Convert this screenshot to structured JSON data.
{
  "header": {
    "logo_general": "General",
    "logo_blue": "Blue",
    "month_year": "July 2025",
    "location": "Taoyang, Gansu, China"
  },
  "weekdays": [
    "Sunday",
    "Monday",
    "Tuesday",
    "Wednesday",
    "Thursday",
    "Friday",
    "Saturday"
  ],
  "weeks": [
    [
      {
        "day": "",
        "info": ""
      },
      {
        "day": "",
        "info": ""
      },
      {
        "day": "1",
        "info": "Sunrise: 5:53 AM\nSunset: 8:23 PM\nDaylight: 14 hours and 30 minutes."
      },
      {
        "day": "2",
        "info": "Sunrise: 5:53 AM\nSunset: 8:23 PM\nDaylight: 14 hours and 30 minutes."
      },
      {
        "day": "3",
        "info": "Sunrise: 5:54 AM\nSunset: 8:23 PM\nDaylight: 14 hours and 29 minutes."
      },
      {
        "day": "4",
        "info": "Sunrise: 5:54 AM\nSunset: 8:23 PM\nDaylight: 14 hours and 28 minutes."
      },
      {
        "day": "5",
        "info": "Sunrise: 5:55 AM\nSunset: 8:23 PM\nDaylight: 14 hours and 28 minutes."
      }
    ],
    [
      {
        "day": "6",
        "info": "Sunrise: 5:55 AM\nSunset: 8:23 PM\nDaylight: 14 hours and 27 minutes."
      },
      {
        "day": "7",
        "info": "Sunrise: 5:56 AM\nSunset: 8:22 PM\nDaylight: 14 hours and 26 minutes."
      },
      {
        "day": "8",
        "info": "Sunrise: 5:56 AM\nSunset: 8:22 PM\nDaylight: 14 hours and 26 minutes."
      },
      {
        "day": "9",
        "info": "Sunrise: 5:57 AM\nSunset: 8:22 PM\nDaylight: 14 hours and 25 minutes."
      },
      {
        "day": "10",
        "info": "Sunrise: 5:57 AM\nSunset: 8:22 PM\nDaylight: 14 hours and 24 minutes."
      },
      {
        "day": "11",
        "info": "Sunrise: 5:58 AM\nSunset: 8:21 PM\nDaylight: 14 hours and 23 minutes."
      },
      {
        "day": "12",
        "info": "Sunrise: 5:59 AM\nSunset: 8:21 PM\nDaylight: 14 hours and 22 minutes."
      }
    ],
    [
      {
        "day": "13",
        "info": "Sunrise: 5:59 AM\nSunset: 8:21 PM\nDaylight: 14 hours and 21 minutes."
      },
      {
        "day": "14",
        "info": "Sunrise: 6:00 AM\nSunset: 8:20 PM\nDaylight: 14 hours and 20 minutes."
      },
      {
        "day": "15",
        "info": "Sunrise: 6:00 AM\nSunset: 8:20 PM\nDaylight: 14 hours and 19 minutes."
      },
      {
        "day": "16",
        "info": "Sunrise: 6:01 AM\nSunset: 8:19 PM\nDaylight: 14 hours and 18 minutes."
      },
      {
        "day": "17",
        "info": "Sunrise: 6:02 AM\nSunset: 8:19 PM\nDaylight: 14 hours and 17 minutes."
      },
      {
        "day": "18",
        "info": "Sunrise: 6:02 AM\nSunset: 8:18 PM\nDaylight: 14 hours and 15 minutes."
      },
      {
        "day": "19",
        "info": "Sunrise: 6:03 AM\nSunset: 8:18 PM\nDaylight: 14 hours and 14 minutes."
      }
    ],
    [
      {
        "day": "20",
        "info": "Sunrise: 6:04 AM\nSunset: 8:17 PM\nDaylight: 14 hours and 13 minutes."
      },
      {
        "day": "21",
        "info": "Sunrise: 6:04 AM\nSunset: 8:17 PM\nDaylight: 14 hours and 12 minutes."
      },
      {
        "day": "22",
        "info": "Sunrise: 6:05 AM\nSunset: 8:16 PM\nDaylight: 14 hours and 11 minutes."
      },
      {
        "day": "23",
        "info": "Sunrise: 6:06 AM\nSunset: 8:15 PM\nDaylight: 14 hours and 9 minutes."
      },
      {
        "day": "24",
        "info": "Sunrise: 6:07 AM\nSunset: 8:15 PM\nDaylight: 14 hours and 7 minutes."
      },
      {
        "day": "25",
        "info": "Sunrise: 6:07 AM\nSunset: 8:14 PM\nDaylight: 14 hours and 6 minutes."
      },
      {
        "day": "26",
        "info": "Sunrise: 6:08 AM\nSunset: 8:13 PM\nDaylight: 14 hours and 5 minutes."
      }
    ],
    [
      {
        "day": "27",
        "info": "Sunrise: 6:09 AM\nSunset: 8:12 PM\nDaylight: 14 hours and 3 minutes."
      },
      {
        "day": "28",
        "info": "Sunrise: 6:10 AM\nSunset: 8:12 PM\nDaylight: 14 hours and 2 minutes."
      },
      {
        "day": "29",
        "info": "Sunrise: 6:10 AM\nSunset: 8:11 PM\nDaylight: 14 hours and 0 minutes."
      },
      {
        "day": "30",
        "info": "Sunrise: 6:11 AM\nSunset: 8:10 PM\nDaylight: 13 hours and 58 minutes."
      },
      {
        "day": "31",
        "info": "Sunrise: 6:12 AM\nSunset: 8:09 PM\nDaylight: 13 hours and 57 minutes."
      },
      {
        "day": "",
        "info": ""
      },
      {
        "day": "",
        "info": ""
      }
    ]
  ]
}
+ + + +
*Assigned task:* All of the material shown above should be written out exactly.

*Task response:*
Convert this screenshot to structured JSON data.
{
  "header": {
    "logo_general": "General",
    "logo_blue": "Blue",
    "month_year": "July 2025",
    "location": "Taoyang, Gansu, China"
  },
  "weekdays": [
    "Sunday",
    "Monday",
    "Tuesday",
    "Wednesday",
    "Thursday",
    "Friday",
    "Saturday"
  ],
  "weeks": [
    [
      {
        "day": "",
        "info": ""
      },
      {
        "day": "",
        "info": ""
      },
      {
        "day": "1",
        "info": "Sunrise: 5:53 AM\nSunset: 8:23 PM\nDaylight: 14 hours and 30 minutes."
      },
      {
        "day": "2",
        "info": "Sunrise: 5:53 AM\nSunset: 8:23 PM\nDaylight: 14 hours and 30 minutes."
      },
      {
        "day": "3",
        "info": "Sunrise: 5:54 AM\nSunset: 8:23 PM\nDaylight: 14 hours and 29 minutes."
      },
      {
        "day": "4",
        "info": "Sunrise: 5:54 AM\nSunset: 8:23 PM\nDaylight: 14 hours and 28 minutes."
      },
      {
        "day": "5",
        "info": "Sunrise: 5:55 AM\nSunset: 8:23 PM\nDaylight: 14 hours and 28 minutes."
      }
    ],
    [
      {
        "day": "6",
        "info": "Sunrise: 5:55 AM\nSunset: 8:23 PM\nDaylight: 14 hours and 27 minutes."
      },
      {
        "day": "7",
        "info": "Sunrise: 5:56 AM\nSunset: 8:22 PM\nDaylight: 14 hours and 26 minutes."
      },
      {
        "day": "8",
        "info": "Sunrise: 5:56 AM\nSunset: 8:22 PM\nDaylight: 14 hours and 26 minutes."
      },
      {
        "day": "9",
        "info": "Sunrise: 5:57 AM\nSunset: 8:22 PM\nDaylight: 14 hours and 25 minutes."
      },
      {
        "day": "10",
        "info": "Sunrise: 5:57 AM\nSunset: 8:22 PM\nDaylight: 14 hours and 24 minutes."
      },
      {
        "day": "11",
        "info": "Sunrise: 5:58 AM\nSunset: 8:21 PM\nDaylight: 14 hours and 23 minutes."
      },
      {
        "day": "12",
        "info": "Sunrise: 5:59 AM\nSunset: 8:21 PM\nDaylight: 14 hours and 22 minutes."
      }
    ],
    [
      {
        "day": "13",
        "info": "Sunrise: 5:59 AM\nSunset: 8:21 PM\nDaylight: 14 hours and 21 minutes."
      },
      {
        "day": "14",
        "info": "Sunrise: 6:00 AM\nSunset: 8:20 PM\nDaylight: 14 hours and 20 minutes."
      },
      {
        "day": "15",
        "info": "Sunrise: 6:00 AM\nSunset: 8:20 PM\nDaylight: 14 hours and 19 minutes."
      },
      {
        "day": "16",
        "info": "Sunrise: 6:01 AM\nSunset: 8:19 PM\nDaylight: 14 hours and 18 minutes."
      },
      {
        "day": "17",
        "info": "Sunrise: 6:02 AM\nSunset: 8:19 PM\nDaylight: 14 hours and 17 minutes."
      },
      {
        "day": "18",
        "info": "Sunrise: 6:02 AM\nSunset: 8:18 PM\nDaylight: 14 hours and 15 minutes."
      },
      {
        "day": "19",
        "info": "Sunrise: 6:03 AM\nSunset: 8:18 PM\nDaylight: 14 hours and 14 minutes."
      }
    ],
    [
      {
        "day": "20",
        "info": "Sunrise: 6:04 AM\nSunset: 8:17 PM\nDaylight: 14 hours and 13 minutes."
      },
      {
        "day": "21",
        "info": "Sunrise: 6:04 AM\nSunset: 8:17 PM\nDaylight: 14 hours and 12 minutes."
      },
      {
        "day": "22",
        "info": "Sunrise: 6:05 AM\nSunset: 8:16 PM\nDaylight: 14 hours and 11 minutes."
      },
      {
        "day": "23",
        "info": "Sunrise: 6:06 AM\nSunset: 8:15 PM\nDaylight: 14 hours and 9 minutes."
      },
      {
        "day": "24",
        "info": "Sunrise: 6:07 AM\nSunset: 8:15 PM\nDaylight: 14 hours and 7 minutes."
      },
      {
        "day": "25",
        "info": "Sunrise: 6:07 AM\nSunset: 8:14 PM\nDaylight: 14 hours and 6 minutes."
      },
      {
        "day": "26",
        "info": "Sunrise: 6:08 AM\nSunset: 8:13 PM\nDaylight: 14 hours and 5 minutes."
      }
    ],
    [
      {
        "day": "27",
        "info": "Sunrise: 6:09 AM\nSunset: 8:12 PM\nDaylight: 14 hours and 3 minutes."
      },
      {
        "day": "28",
        "info": "Sunrise: 6:10 AM\nSunset: 8:12 PM\nDaylight: 14 hours and 2 minutes."
      },
      {
        "day": "29",
        "info": "Sunrise: 6:10 AM\nSunset: 8:11 PM\nDaylight: 14 hours and 0 minutes."
      },
      {
        "day": "30",
        "info": "Sunrise: 6:11 AM\nSunset: 8:10 PM\nDaylight: 13 hours and 58 minutes."
      },
      {
        "day": "31",
        "info": "Sunrise: 6:12 AM\nSunset: 8:09 PM\nDaylight: 13 hours and 57 minutes."
      },
      {
        "day": "",
        "info": ""
      },
      {
        "day": "",
        "info": ""
      }
    ]
  ]
}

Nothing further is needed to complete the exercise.